There is pending litigation, just argued orally before the Delaware Chancery Court, wherein a stockholder is challenging the grant to Elon Musk of a compensation package arguable worth up to $55 Billion over ten years. The huge number is based on shares of stock issuable in the future on the condition that Tesla meets certain performance goals. The complaint was that the Board compensation committee was hopelessly enamored with Musk and that the stockholder vote approving the package was passed by a majority of shareholders present (not a majority of the total number of shares issued).
The narrow legal ground is whether this was such a cozy deal that the bottom-line result, approved in the manner that it was, nonetheless is subject to judicial revue under what is called the “entire fairness” test. The grant of compensation under Delaware law is not subject to specific statutory procedures requiring higher standards of adoption; the company argues that the entire fairness test cannot be made subject, as to compensation of the CEO, to the same standards applied under the legislature’s specific standards that the lawmakers made express only as to different actions (eg acquisitions and the like).
What IS the scope of board power in setting comp? IF there is no special standard for voting on that issue, as there is for acquisitions, and if there is no breach of the duty of loyalty (eg the people taking the vote are not the beneficiaries of that vote), all that seems left is a claim of corporate waste. That is a hard hill to climb in Delaware, whose regulatory scheme is premised on the freedom of directors to direct (thereby attracting as clients so many major corporations which choose to form themselves under Delaware state law). If the stockholders object, they can vote out the directors. If the rating agencies find the vote objectionable, they can negatively recommend re-election.

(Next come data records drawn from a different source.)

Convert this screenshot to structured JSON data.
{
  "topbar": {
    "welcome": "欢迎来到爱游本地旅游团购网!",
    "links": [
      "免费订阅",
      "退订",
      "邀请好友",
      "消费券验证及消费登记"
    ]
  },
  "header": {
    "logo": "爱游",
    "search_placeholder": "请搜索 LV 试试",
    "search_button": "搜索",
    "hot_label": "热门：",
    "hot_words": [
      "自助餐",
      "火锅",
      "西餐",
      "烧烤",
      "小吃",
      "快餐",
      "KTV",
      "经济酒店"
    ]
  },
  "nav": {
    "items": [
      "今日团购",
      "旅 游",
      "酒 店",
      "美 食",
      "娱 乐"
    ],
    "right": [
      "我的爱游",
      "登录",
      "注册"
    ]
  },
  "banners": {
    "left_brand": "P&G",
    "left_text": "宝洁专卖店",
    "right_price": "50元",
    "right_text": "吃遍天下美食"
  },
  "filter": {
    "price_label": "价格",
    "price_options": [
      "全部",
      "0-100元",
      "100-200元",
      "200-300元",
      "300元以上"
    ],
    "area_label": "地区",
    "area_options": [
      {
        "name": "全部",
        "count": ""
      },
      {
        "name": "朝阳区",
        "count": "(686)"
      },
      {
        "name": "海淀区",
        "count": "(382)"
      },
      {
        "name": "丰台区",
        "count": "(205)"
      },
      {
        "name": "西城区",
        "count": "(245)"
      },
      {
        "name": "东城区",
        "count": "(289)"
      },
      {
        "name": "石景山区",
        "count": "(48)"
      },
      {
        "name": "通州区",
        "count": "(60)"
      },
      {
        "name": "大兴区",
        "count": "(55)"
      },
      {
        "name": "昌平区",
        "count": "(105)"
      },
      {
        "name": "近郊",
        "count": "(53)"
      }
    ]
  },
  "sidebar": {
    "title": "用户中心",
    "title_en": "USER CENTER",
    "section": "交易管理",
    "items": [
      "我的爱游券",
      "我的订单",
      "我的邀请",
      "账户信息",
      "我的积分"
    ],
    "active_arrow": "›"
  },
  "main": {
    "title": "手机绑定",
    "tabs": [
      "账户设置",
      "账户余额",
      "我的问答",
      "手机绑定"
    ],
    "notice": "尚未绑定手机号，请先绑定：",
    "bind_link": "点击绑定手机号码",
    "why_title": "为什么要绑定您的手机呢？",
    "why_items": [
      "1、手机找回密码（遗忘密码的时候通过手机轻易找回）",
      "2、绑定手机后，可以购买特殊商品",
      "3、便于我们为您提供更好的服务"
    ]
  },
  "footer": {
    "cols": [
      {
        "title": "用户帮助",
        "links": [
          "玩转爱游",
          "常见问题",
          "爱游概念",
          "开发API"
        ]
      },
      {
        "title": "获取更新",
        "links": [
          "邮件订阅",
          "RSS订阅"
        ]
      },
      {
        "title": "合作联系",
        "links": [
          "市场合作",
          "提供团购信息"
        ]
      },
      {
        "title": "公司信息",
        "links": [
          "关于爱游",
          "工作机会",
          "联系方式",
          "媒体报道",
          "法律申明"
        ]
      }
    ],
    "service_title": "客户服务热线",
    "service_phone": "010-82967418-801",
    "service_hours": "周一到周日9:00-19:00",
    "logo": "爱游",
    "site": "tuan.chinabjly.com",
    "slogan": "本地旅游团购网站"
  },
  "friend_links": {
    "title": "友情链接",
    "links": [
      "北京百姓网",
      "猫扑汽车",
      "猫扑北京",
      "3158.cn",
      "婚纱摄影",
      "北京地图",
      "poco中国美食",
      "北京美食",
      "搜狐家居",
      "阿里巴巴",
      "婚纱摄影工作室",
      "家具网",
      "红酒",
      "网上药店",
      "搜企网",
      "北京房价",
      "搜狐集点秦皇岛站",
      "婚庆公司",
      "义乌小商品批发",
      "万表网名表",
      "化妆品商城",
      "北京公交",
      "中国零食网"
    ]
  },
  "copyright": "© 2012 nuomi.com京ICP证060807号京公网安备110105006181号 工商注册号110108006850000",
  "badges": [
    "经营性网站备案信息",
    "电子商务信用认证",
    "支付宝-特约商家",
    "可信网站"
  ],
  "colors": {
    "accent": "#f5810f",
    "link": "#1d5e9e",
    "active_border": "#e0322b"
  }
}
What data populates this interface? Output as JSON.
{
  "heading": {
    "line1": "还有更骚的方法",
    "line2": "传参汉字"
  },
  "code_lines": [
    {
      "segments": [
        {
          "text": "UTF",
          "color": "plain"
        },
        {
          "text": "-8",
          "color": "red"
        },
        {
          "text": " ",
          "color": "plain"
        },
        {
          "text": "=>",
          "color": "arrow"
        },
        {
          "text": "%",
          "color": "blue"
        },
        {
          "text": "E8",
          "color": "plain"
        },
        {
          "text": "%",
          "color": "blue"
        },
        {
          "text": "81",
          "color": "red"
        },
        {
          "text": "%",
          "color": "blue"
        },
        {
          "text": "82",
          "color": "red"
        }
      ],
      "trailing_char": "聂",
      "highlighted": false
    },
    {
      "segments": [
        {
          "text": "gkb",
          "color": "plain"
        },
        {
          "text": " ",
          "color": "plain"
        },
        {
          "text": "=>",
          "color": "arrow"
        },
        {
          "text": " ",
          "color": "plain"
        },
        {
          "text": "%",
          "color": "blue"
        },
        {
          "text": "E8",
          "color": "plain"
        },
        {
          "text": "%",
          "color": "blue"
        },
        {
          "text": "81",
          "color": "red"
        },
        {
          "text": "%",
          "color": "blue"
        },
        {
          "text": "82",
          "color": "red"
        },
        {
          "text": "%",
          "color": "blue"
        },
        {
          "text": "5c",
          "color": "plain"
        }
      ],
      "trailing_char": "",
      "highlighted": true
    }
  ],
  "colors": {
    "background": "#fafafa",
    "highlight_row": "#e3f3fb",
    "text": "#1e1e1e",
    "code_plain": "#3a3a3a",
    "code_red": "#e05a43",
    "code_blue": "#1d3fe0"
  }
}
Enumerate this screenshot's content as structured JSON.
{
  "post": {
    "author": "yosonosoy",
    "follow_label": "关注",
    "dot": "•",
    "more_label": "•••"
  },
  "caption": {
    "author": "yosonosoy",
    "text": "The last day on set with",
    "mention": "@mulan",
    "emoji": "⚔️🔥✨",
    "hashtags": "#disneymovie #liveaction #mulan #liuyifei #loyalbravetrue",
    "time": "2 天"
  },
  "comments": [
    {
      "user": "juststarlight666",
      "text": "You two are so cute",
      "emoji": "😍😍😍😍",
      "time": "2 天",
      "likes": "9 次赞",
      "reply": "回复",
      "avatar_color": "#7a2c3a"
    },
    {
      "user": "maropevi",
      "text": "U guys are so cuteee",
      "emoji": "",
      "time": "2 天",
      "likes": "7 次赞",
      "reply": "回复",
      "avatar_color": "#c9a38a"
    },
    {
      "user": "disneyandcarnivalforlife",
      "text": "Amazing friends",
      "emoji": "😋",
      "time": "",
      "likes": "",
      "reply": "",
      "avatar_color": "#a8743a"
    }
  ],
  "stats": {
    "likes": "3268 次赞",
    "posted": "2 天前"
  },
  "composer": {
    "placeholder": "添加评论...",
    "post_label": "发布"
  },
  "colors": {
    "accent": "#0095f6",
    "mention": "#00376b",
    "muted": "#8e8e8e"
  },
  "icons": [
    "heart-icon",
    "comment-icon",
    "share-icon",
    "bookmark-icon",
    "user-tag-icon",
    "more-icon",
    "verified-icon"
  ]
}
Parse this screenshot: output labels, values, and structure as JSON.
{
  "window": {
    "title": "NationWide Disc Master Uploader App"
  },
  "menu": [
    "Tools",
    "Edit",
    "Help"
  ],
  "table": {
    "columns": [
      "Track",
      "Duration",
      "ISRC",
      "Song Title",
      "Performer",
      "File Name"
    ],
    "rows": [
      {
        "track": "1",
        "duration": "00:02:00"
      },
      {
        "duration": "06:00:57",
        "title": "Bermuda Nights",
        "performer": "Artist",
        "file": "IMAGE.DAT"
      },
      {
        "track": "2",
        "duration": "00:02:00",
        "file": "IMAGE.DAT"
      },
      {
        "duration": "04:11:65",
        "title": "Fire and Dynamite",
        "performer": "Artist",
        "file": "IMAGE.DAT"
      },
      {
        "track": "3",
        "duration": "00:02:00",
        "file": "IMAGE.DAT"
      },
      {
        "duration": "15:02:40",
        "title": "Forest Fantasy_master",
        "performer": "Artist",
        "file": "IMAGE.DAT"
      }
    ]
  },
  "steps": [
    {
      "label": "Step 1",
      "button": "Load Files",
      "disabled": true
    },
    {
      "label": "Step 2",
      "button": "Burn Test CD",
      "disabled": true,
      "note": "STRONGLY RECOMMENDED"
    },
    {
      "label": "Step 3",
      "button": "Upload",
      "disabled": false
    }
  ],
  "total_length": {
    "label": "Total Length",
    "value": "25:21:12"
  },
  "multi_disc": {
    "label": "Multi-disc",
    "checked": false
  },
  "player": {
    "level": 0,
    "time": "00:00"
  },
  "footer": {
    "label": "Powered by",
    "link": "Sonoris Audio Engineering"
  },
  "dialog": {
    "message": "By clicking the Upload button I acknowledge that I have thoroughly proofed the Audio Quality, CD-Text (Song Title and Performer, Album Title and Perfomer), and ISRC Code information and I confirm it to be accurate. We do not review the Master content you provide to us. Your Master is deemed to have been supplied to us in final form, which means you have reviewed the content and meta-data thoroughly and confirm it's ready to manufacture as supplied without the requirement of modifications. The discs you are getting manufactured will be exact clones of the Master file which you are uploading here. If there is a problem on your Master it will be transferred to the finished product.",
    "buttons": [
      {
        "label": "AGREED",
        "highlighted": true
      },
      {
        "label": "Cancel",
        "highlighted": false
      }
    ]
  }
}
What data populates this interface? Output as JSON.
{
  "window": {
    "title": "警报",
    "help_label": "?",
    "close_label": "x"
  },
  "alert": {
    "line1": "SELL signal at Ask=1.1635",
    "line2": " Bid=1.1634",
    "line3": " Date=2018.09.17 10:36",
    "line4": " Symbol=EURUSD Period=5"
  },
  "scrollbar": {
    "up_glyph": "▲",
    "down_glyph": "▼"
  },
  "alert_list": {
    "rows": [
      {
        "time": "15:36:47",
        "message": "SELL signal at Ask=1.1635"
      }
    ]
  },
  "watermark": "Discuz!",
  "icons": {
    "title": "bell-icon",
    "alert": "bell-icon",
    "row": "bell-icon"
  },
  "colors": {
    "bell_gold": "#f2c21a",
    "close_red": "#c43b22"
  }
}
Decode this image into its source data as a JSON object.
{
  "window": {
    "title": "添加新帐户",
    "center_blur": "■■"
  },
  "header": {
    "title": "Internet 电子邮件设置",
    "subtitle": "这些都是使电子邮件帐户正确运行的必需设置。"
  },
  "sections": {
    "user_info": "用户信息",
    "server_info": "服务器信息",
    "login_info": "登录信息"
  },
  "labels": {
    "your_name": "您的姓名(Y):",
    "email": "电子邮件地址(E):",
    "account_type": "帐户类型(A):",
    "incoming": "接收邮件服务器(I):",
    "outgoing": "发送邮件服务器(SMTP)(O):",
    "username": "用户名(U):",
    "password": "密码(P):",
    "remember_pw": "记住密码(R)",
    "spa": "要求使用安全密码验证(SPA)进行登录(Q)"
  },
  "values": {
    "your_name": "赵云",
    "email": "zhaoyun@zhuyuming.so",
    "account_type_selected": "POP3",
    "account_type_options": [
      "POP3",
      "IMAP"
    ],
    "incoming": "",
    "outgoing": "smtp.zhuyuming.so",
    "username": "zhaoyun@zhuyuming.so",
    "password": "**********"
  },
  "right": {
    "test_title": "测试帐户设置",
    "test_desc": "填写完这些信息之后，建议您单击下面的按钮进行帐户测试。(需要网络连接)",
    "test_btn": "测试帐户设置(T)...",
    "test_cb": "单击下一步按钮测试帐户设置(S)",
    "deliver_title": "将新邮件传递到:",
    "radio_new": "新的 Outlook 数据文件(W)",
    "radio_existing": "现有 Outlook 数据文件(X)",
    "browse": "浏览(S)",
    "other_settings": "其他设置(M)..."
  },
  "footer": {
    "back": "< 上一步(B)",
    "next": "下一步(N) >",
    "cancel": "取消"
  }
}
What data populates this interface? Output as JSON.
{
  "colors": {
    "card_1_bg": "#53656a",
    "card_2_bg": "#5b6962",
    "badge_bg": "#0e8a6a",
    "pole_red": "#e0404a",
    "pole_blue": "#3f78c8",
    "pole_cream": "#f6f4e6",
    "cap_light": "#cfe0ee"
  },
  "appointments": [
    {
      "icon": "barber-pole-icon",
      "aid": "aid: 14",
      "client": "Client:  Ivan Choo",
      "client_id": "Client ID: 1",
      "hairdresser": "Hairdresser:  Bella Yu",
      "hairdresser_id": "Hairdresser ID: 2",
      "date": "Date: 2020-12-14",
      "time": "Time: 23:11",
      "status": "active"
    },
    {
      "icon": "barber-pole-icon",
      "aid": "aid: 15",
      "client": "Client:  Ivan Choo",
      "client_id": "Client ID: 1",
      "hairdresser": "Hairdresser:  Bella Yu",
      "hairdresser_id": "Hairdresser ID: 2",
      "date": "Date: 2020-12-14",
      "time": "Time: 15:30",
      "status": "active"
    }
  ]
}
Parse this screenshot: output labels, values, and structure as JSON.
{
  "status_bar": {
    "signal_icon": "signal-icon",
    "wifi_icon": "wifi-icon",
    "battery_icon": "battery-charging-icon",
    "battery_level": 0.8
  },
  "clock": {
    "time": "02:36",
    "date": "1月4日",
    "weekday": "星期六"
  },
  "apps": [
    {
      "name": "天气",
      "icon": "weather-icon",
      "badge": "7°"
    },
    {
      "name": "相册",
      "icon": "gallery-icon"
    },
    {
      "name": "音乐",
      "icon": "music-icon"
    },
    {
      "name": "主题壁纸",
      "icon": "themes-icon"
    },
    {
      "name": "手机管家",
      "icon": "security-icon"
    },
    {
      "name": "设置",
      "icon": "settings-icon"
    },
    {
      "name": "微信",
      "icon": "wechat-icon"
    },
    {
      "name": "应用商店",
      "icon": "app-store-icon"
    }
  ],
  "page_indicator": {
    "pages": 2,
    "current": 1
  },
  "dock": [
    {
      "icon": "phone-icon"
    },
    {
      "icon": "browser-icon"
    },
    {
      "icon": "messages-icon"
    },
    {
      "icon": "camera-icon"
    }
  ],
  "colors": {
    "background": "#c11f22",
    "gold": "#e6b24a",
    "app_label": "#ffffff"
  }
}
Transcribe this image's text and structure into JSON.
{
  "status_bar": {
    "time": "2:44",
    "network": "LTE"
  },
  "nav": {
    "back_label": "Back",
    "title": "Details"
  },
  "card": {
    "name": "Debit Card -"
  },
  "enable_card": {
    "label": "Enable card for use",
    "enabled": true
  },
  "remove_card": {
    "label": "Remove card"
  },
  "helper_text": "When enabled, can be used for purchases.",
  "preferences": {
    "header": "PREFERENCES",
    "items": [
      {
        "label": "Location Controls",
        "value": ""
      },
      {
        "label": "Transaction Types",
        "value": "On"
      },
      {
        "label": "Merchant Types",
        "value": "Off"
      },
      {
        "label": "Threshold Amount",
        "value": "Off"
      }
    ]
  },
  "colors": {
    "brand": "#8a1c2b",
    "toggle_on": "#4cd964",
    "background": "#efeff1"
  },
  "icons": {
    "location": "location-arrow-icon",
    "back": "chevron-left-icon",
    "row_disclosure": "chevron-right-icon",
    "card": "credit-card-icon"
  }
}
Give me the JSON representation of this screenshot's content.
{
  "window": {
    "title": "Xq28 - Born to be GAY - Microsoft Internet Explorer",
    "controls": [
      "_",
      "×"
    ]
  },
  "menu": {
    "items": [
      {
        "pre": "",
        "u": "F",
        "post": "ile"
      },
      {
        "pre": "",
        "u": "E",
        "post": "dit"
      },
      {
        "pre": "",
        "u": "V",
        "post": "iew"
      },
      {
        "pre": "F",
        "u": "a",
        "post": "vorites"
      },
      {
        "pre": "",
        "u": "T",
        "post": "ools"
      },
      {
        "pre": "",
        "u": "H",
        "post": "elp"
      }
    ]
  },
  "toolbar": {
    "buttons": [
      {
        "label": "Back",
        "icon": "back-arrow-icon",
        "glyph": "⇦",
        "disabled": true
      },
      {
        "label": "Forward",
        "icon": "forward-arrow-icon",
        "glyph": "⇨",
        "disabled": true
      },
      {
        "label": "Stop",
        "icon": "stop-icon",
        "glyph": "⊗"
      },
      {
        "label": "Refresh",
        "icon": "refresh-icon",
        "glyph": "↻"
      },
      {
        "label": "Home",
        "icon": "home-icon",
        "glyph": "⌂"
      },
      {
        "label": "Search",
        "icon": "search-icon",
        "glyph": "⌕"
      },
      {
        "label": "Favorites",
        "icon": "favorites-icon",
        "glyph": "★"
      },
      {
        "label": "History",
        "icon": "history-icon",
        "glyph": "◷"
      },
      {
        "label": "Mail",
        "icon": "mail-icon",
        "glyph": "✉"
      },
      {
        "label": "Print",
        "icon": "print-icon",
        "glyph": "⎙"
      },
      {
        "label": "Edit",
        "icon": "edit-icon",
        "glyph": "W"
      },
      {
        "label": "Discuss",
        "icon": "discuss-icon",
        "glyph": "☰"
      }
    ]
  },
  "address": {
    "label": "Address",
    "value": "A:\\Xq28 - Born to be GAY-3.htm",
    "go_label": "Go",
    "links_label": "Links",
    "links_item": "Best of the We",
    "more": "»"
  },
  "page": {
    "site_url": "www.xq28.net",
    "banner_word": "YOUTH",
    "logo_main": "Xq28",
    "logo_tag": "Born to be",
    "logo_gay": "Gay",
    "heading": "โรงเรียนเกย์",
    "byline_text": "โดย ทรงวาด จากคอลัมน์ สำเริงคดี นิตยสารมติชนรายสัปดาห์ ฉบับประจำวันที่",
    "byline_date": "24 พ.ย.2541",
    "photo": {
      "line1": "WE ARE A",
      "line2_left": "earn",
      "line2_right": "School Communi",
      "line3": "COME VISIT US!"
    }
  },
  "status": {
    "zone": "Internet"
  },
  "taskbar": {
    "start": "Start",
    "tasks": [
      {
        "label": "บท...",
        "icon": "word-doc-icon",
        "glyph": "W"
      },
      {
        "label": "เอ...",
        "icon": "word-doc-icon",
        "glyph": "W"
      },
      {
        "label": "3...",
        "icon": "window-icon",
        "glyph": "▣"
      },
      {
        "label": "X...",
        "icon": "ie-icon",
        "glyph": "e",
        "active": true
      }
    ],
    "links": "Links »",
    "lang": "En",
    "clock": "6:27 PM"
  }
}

This case feels like the Chancery will decide and that it will get appealed up to the Delaware Supreme Court.